Take every line of the material below that includes the string "medioFr" and copy it out.

## Information provided:
:::

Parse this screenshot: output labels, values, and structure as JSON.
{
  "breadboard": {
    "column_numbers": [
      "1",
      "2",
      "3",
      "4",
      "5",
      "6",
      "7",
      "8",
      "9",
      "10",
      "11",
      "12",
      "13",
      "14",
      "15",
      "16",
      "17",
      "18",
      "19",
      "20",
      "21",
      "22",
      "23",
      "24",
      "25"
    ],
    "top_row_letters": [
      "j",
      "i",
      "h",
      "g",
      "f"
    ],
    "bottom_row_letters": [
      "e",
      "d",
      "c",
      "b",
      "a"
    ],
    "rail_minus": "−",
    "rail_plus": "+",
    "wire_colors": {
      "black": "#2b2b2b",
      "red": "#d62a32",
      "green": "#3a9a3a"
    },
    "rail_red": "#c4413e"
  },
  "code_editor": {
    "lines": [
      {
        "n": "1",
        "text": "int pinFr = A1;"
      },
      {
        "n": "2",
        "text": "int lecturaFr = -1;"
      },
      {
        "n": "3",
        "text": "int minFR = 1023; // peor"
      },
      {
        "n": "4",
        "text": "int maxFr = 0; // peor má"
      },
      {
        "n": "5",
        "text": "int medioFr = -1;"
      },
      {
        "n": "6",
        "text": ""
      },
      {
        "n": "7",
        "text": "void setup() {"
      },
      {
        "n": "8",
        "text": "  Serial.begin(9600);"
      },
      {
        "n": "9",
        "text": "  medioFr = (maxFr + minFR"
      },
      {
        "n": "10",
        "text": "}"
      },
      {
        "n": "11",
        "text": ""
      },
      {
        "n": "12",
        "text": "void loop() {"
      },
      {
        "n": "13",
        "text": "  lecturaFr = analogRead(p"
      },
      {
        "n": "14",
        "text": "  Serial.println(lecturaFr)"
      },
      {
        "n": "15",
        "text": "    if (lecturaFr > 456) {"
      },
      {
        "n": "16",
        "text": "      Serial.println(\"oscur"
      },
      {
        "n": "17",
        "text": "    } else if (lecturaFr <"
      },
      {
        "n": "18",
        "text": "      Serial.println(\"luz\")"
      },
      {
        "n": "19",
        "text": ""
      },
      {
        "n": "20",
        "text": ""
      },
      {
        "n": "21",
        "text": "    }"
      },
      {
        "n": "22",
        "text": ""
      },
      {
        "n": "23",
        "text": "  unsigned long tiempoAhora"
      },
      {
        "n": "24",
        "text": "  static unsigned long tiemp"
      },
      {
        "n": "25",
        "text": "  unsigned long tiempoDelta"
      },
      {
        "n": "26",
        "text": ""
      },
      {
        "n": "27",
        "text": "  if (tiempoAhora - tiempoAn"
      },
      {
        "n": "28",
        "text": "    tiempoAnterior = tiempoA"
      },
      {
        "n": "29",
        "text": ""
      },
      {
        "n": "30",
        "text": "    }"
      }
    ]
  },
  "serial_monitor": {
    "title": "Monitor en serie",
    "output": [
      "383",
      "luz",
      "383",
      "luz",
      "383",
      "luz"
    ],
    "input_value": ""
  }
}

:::

## Task output:
        "text": "int medioFr = -1;"
        "text": "  medioFr = (maxFr + minFR"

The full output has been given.